• Task:
Exclude the pictures and set down, unaltered, the lines from the one that holds "Output a JSON" through the end of the data.

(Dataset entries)

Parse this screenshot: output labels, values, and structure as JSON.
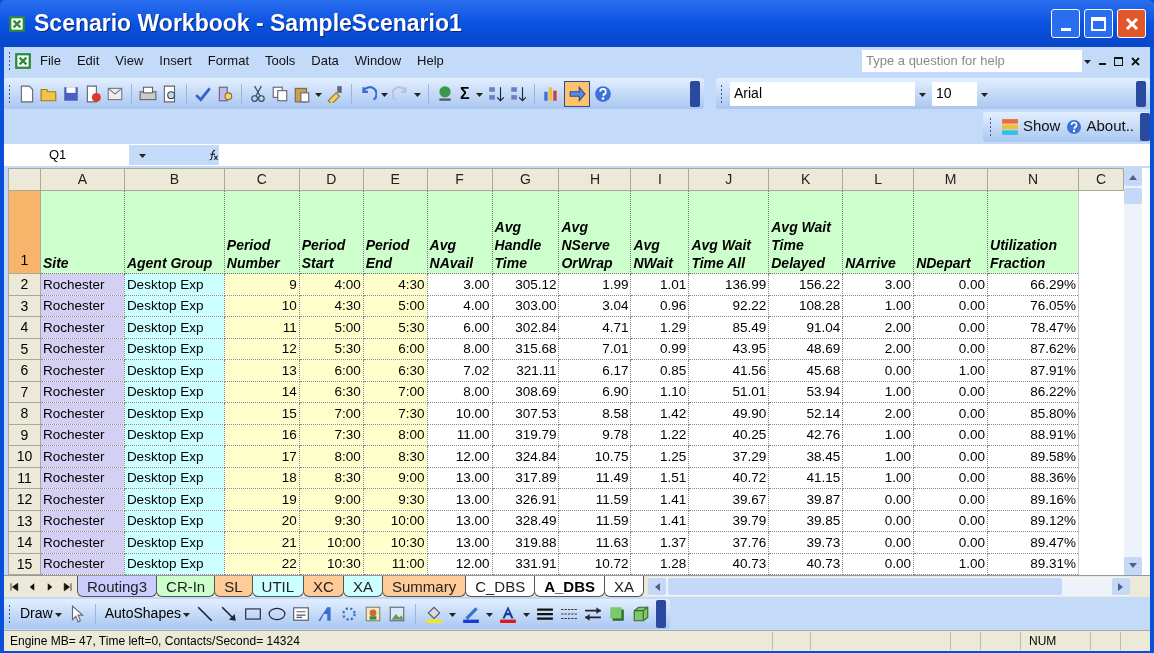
{
  "window": {
    "title": "Scenario Workbook - SampleScenario1"
  },
  "menu": [
    {
      "label": "File"
    },
    {
      "label": "Edit"
    },
    {
      "label": "View"
    },
    {
      "label": "Insert"
    },
    {
      "label": "Format"
    },
    {
      "label": "Tools"
    },
    {
      "label": "Data"
    },
    {
      "label": "Window"
    },
    {
      "label": "Help"
    }
  ],
  "help_box": {
    "placeholder": "Type a question for help"
  },
  "autosum": "Σ",
  "addin_button": {
    "pressed": true
  },
  "font_box": {
    "value": "Arial"
  },
  "size_box": {
    "value": "10"
  },
  "extra_toolbar": [
    {
      "label": "Show"
    },
    {
      "label": "About.."
    }
  ],
  "name_box": {
    "value": "Q1"
  },
  "columns": [
    {
      "label": "A"
    },
    {
      "label": "B"
    },
    {
      "label": "C"
    },
    {
      "label": "D"
    },
    {
      "label": "E"
    },
    {
      "label": "F"
    },
    {
      "label": "G"
    },
    {
      "label": "H"
    },
    {
      "label": "I"
    },
    {
      "label": "J"
    },
    {
      "label": "K"
    },
    {
      "label": "L"
    },
    {
      "label": "M"
    },
    {
      "label": "N"
    },
    {
      "label": "C"
    }
  ],
  "column_fills": [
    {
      "color": "#d4d0f4"
    },
    {
      "color": "#ccffff"
    },
    {
      "color": "#ffffcc"
    },
    {
      "color": "#ffffcc"
    },
    {
      "color": "#ffffcc"
    },
    {
      "color": "#ffffff"
    },
    {
      "color": "#ffffff"
    },
    {
      "color": "#ffffff"
    },
    {
      "color": "#ffffff"
    },
    {
      "color": "#ffffff"
    },
    {
      "color": "#ffffff"
    },
    {
      "color": "#ffffff"
    },
    {
      "color": "#ffffff"
    },
    {
      "color": "#ffffff"
    }
  ],
  "header_row": {
    "number": "1",
    "selected": true,
    "cells": [
      "Site",
      "Agent Group",
      "Period Number",
      "Period Start",
      "Period End",
      "Avg NAvail",
      "Avg Handle Time",
      "Avg NServe OrWrap",
      "Avg NWait",
      "Avg Wait Time All",
      "Avg Wait Time Delayed",
      "NArrive",
      "NDepart",
      "Utilization Fraction"
    ]
  },
  "rows": [
    {
      "number": "2",
      "selected": false,
      "cells": [
        "Rochester",
        "Desktop Exp",
        "9",
        "4:00",
        "4:30",
        "3.00",
        "305.12",
        "1.99",
        "1.01",
        "136.99",
        "156.22",
        "3.00",
        "0.00",
        "66.29%"
      ]
    },
    {
      "number": "3",
      "selected": false,
      "cells": [
        "Rochester",
        "Desktop Exp",
        "10",
        "4:30",
        "5:00",
        "4.00",
        "303.00",
        "3.04",
        "0.96",
        "92.22",
        "108.28",
        "1.00",
        "0.00",
        "76.05%"
      ]
    },
    {
      "number": "4",
      "selected": false,
      "cells": [
        "Rochester",
        "Desktop Exp",
        "11",
        "5:00",
        "5:30",
        "6.00",
        "302.84",
        "4.71",
        "1.29",
        "85.49",
        "91.04",
        "2.00",
        "0.00",
        "78.47%"
      ]
    },
    {
      "number": "5",
      "selected": false,
      "cells": [
        "Rochester",
        "Desktop Exp",
        "12",
        "5:30",
        "6:00",
        "8.00",
        "315.68",
        "7.01",
        "0.99",
        "43.95",
        "48.69",
        "2.00",
        "0.00",
        "87.62%"
      ]
    },
    {
      "number": "6",
      "selected": false,
      "cells": [
        "Rochester",
        "Desktop Exp",
        "13",
        "6:00",
        "6:30",
        "7.02",
        "321.11",
        "6.17",
        "0.85",
        "41.56",
        "45.68",
        "0.00",
        "1.00",
        "87.91%"
      ]
    },
    {
      "number": "7",
      "selected": false,
      "cells": [
        "Rochester",
        "Desktop Exp",
        "14",
        "6:30",
        "7:00",
        "8.00",
        "308.69",
        "6.90",
        "1.10",
        "51.01",
        "53.94",
        "1.00",
        "0.00",
        "86.22%"
      ]
    },
    {
      "number": "8",
      "selected": false,
      "cells": [
        "Rochester",
        "Desktop Exp",
        "15",
        "7:00",
        "7:30",
        "10.00",
        "307.53",
        "8.58",
        "1.42",
        "49.90",
        "52.14",
        "2.00",
        "0.00",
        "85.80%"
      ]
    },
    {
      "number": "9",
      "selected": false,
      "cells": [
        "Rochester",
        "Desktop Exp",
        "16",
        "7:30",
        "8:00",
        "11.00",
        "319.79",
        "9.78",
        "1.22",
        "40.25",
        "42.76",
        "1.00",
        "0.00",
        "88.91%"
      ]
    },
    {
      "number": "10",
      "selected": false,
      "cells": [
        "Rochester",
        "Desktop Exp",
        "17",
        "8:00",
        "8:30",
        "12.00",
        "324.84",
        "10.75",
        "1.25",
        "37.29",
        "38.45",
        "1.00",
        "0.00",
        "89.58%"
      ]
    },
    {
      "number": "11",
      "selected": false,
      "cells": [
        "Rochester",
        "Desktop Exp",
        "18",
        "8:30",
        "9:00",
        "13.00",
        "317.89",
        "11.49",
        "1.51",
        "40.72",
        "41.15",
        "1.00",
        "0.00",
        "88.36%"
      ]
    },
    {
      "number": "12",
      "selected": false,
      "cells": [
        "Rochester",
        "Desktop Exp",
        "19",
        "9:00",
        "9:30",
        "13.00",
        "326.91",
        "11.59",
        "1.41",
        "39.67",
        "39.87",
        "0.00",
        "0.00",
        "89.16%"
      ]
    },
    {
      "number": "13",
      "selected": false,
      "cells": [
        "Rochester",
        "Desktop Exp",
        "20",
        "9:30",
        "10:00",
        "13.00",
        "328.49",
        "11.59",
        "1.41",
        "39.79",
        "39.85",
        "0.00",
        "0.00",
        "89.12%"
      ]
    },
    {
      "number": "14",
      "selected": false,
      "cells": [
        "Rochester",
        "Desktop Exp",
        "21",
        "10:00",
        "10:30",
        "13.00",
        "319.88",
        "11.63",
        "1.37",
        "37.76",
        "39.73",
        "0.00",
        "0.00",
        "89.47%"
      ]
    },
    {
      "number": "15",
      "selected": false,
      "cells": [
        "Rochester",
        "Desktop Exp",
        "22",
        "10:30",
        "11:00",
        "12.00",
        "331.91",
        "10.72",
        "1.28",
        "40.73",
        "40.73",
        "0.00",
        "1.00",
        "89.31%"
      ]
    }
  ],
  "sheet_tabs": [
    {
      "label": "Routing3",
      "color": "#ccccff",
      "selected": false
    },
    {
      "label": "CR-In",
      "color": "#ccffcc",
      "selected": false
    },
    {
      "label": "SL",
      "color": "#ffcc99",
      "selected": false
    },
    {
      "label": "UTIL",
      "color": "#ccffff",
      "selected": false
    },
    {
      "label": "XC",
      "color": "#ffcc99",
      "selected": false
    },
    {
      "label": "XA",
      "color": "#ccffff",
      "selected": false
    },
    {
      "label": "Summary",
      "color": "#ffcc99",
      "selected": false
    },
    {
      "label": "C_DBS",
      "color": "#ffffff",
      "selected": false
    },
    {
      "label": "A_DBS",
      "color": "#ffffff",
      "selected": true
    },
    {
      "label": "XA",
      "color": "#ffffff",
      "selected": false
    }
  ],
  "drawing_toolbar": [
    {
      "label": "Draw"
    },
    {
      "label": "AutoShapes"
    }
  ],
  "status_bar": {
    "message": "Engine MB= 47, Time left=0, Contacts/Second= 14324",
    "indicator": "NUM"
  }
}
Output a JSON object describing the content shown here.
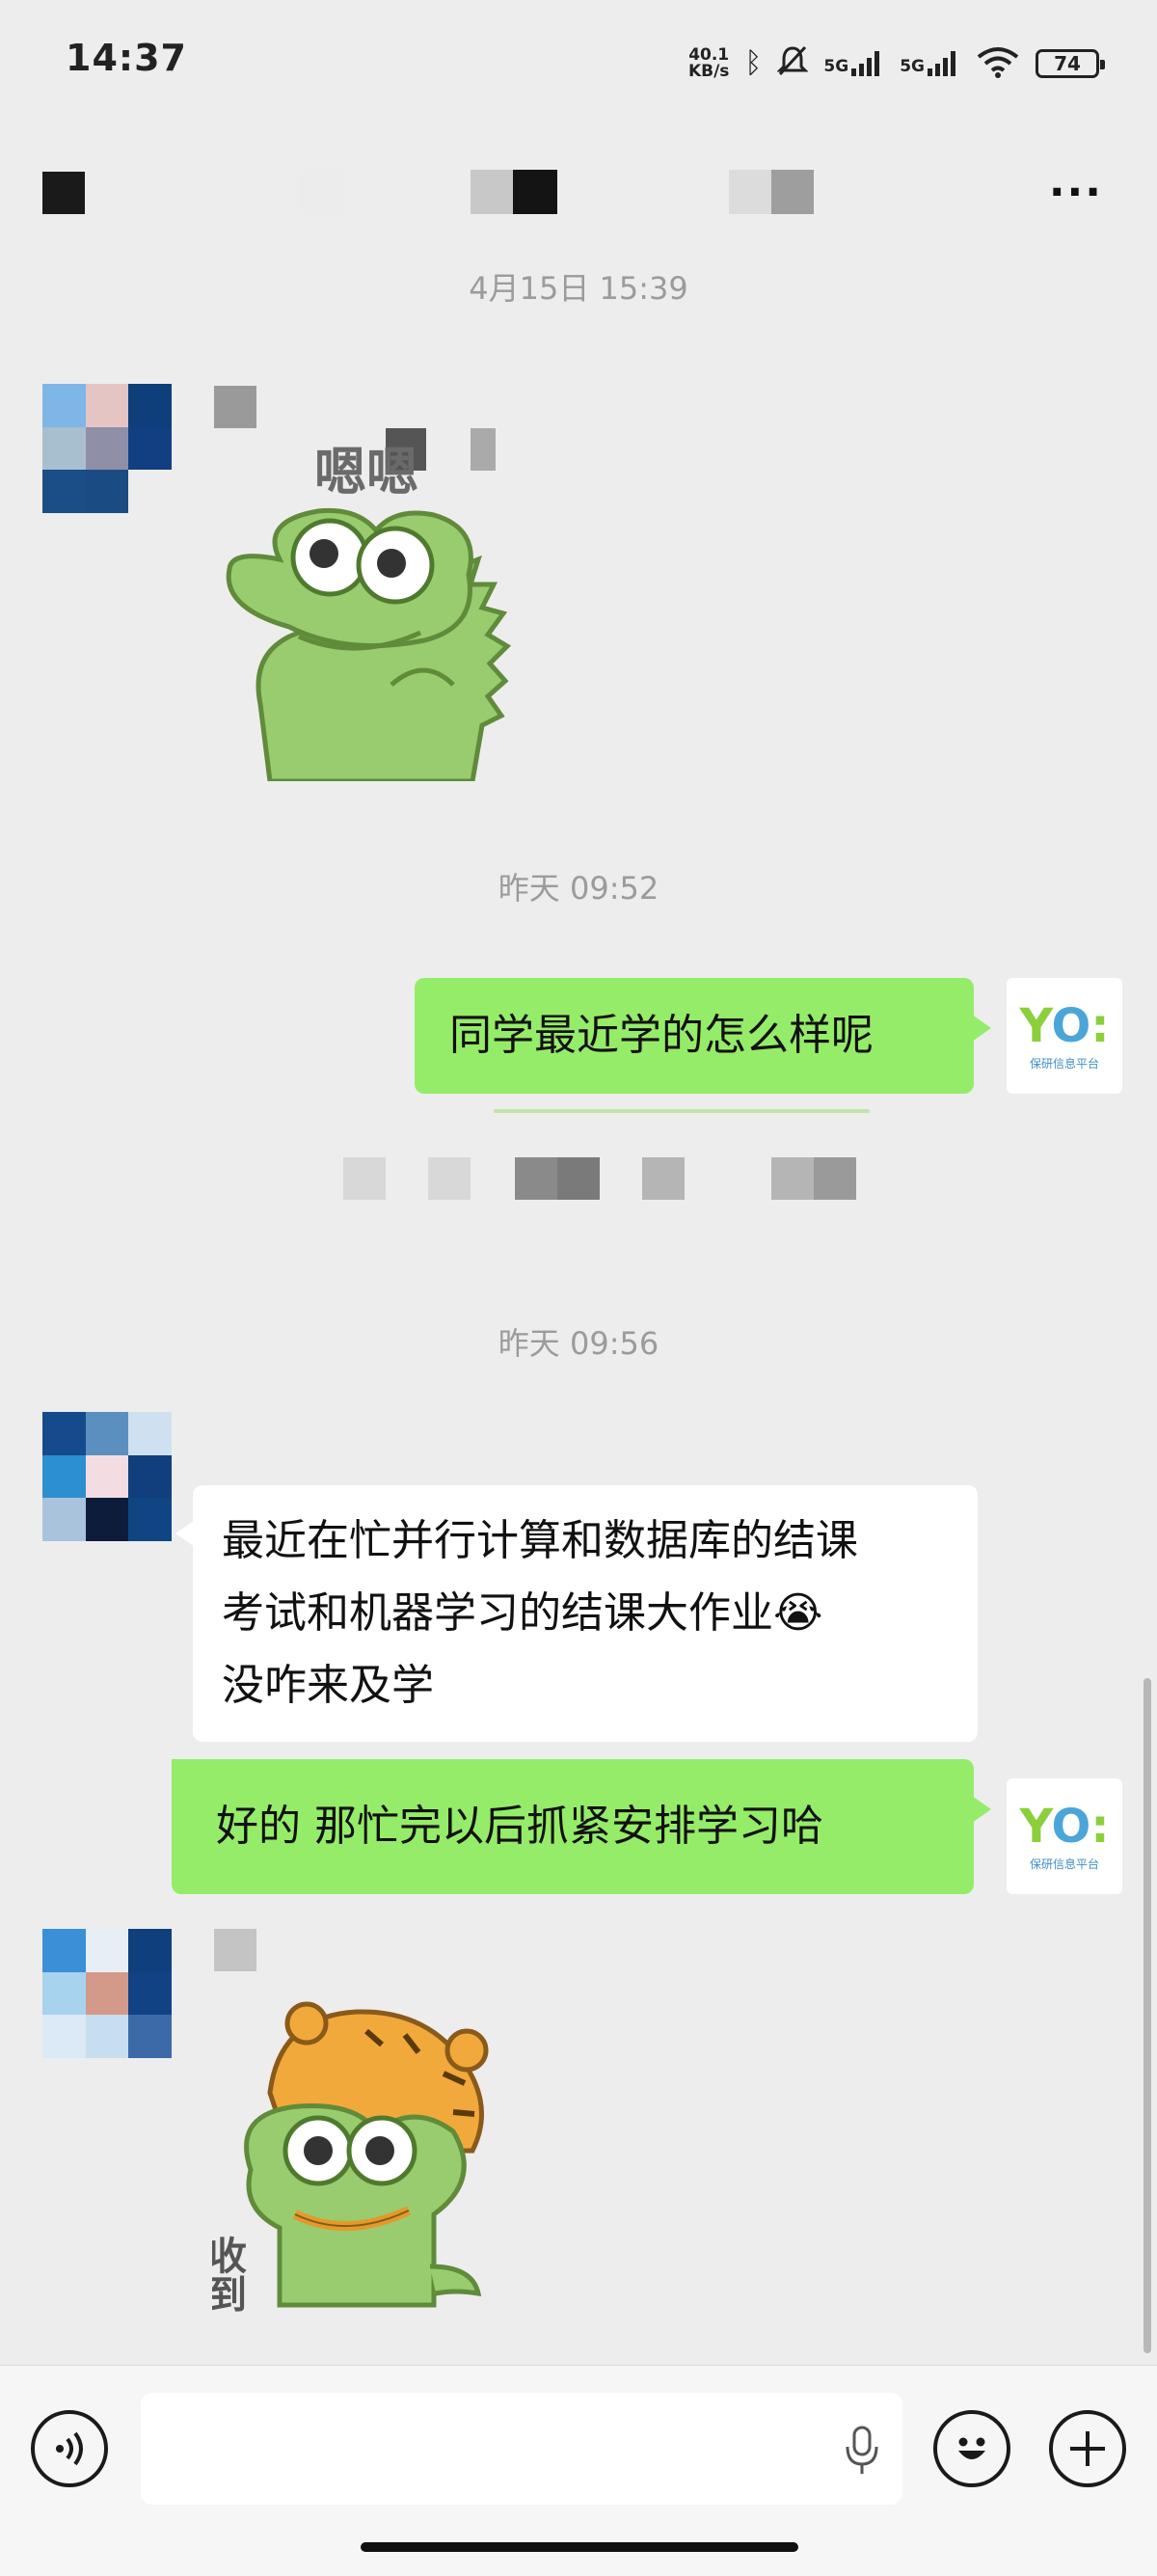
{
  "status_bar": {
    "time": "14:37",
    "net_speed": "40.1",
    "net_speed_unit": "KB/s",
    "sim1": "5G",
    "sim2": "5G",
    "battery": "74"
  },
  "header": {
    "more_label": "···"
  },
  "messages": [
    {
      "type": "timestamp",
      "text": "4月15日 15:39"
    },
    {
      "type": "sticker",
      "sender": "contact",
      "caption": "嗯嗯"
    },
    {
      "type": "timestamp",
      "text": "昨天 09:52"
    },
    {
      "type": "text",
      "sender": "me",
      "text": "同学最近学的怎么样呢"
    },
    {
      "type": "timestamp",
      "text": "昨天 09:56"
    },
    {
      "type": "text",
      "sender": "contact",
      "lines": [
        "最近在忙并行计算和数据库的结课",
        "考试和机器学习的结课大作业😭",
        "没咋来及学"
      ]
    },
    {
      "type": "text",
      "sender": "me",
      "text": "好的 那忙完以后抓紧安排学习哈"
    },
    {
      "type": "sticker",
      "sender": "contact",
      "caption": "收到"
    }
  ],
  "my_avatar": {
    "caption": "保研信息平台"
  },
  "input_bar": {
    "placeholder": ""
  },
  "colors": {
    "bubble_me": "#95ec69",
    "bubble_them": "#ffffff",
    "background": "#ededed"
  }
}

• Expected answer:
Output a JSON object describing the content shown here.
{
  "status_bar": {
    "time": "14:37",
    "net_speed": "40.1",
    "net_speed_unit": "KB/s",
    "sim1": "5G",
    "sim2": "5G",
    "battery": "74"
  },
  "header": {
    "more_label": "···"
  },
  "messages": [
    {
      "type": "timestamp",
      "text": "4月15日 15:39"
    },
    {
      "type": "sticker",
      "sender": "contact",
      "caption": "嗯嗯"
    },
    {
      "type": "timestamp",
      "text": "昨天 09:52"
    },
    {
      "type": "text",
      "sender": "me",
      "text": "同学最近学的怎么样呢"
    },
    {
      "type": "timestamp",
      "text": "昨天 09:56"
    },
    {
      "type": "text",
      "sender": "contact",
      "lines": [
        "最近在忙并行计算和数据库的结课",
        "考试和机器学习的结课大作业😭",
        "没咋来及学"
      ]
    },
    {
      "type": "text",
      "sender": "me",
      "text": "好的 那忙完以后抓紧安排学习哈"
    },
    {
      "type": "sticker",
      "sender": "contact",
      "caption": "收到"
    }
  ],
  "my_avatar": {
    "caption": "保研信息平台"
  },
  "input_bar": {
    "placeholder": ""
  },
  "colors": {
    "bubble_me": "#95ec69",
    "bubble_them": "#ffffff",
    "background": "#ededed"
  }
}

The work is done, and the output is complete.